Water stored in the St. Mary’s Reservoir, north of Cardston, Alberta, insures area farmer’s crops against drought, which is common in that part of the province. In 1998, when the reservoir was drained to build a new spillway, researchers discovered tools used by ancient Albertans, as well as bones and footprints of at least 20 species of long-extinct animals.
“If you had stood there 11,000 years ago, you could have seen mammoths, horses, camel, caribou, bison, wolves, ground squirrels, and birds—maybe all at once,” says Len Hills, professor emeritus of geology and geophysics at the University of Calgary, and one of the scientists studying the site. Joining him in the research are university archaeologist Brian Kooyman and students Paul McNeil and Shayne Tolman, the site’s discoverer. “We know from the way the trackways are intermingled that these animals were right there, together. And man was there, too—he was part of that environment.”
The site is a window on the end of the Ice Age in southern Alberta. By inventorying the animals that lives in the region and studying the role of early humans at the site, Hills and colleagues reconstruct the ancient environment.
About 12,000 years ago, the site was an island delta at the end of a glacier-fed lake. When the St. Mary’s River later drained the lake, it created a massive floodplain west of the island Within a period of days or maybe weeks, large numbers of diverse animals visited the area to feed on the delta’s lush vegetation and drink from the nearby river, trampling the gound with their hooves and feet. Thick layers of sand and dirt blew eastward from the floodplain to bury tracks, bones, and tools. A series of brief geological moments were preserved, recording the presence of animals and humans over a 300-year period about 11,000 years ago.
The oldest tools are Clovis points, flaked-stone implements used by the first North Americans. Not far from where the team was excavating the skeleton of a horse, the researchers found toold that may have been used to kill the animal. Laboratory tests reveal traces of ancient horse protein on two of the Clovis points.
“We’ve known from other sites in North America that they hunted mammoths,” says Hills. “But this is the first sold evidence that Clovis people actually hunted horses. Maybe early humans influenced the extinction of these animals—not just mammoths, but horses, too.”
What precisely caused the disappearance of so many Ice Age mammals 12,000 to 9,000 years ago is uncertain. Climates and environments were changing rapidly as the glacier receded from the continent. Those changes alone would stress animal populations. New species from Asia may have increased competition for food, or may have introduced diseases. Humans may have been another factor in the ecological reorganization.
When McNeil inventoried and analyzed the fossil trackways, comparing information about movement and size of the ancient animals with data from tracks made by modern elephant herds, he found some evidence that the herds visiting the reservoir site 11,000 years ago were stressed.

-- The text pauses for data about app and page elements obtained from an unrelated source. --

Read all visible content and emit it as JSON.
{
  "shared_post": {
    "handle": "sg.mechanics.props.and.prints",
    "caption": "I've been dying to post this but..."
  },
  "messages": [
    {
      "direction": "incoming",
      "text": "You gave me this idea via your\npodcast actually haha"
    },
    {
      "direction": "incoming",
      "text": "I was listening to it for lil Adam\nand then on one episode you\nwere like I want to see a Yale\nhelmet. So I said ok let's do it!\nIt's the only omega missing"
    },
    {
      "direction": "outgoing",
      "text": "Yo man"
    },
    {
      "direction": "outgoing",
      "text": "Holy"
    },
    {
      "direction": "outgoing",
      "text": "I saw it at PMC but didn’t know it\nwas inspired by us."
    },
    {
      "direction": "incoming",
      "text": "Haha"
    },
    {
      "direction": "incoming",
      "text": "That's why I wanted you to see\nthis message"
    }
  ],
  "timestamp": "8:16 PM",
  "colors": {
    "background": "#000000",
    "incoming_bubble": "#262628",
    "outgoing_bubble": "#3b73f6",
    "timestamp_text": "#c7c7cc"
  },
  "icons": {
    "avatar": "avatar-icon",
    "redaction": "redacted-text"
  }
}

“The ratio of young animals to adults was far below what we would consider healthy levels in modern populations of similar animals,” he says. “This site captures this one brief moment in time and tells us something was definitely happening.”
The magnitude of the site is the way that it is letting us see how these animals interacted with their environment, with each other, and with early humans.
excerpted from: Reading the Rocks: A Biography of Ancient Alberta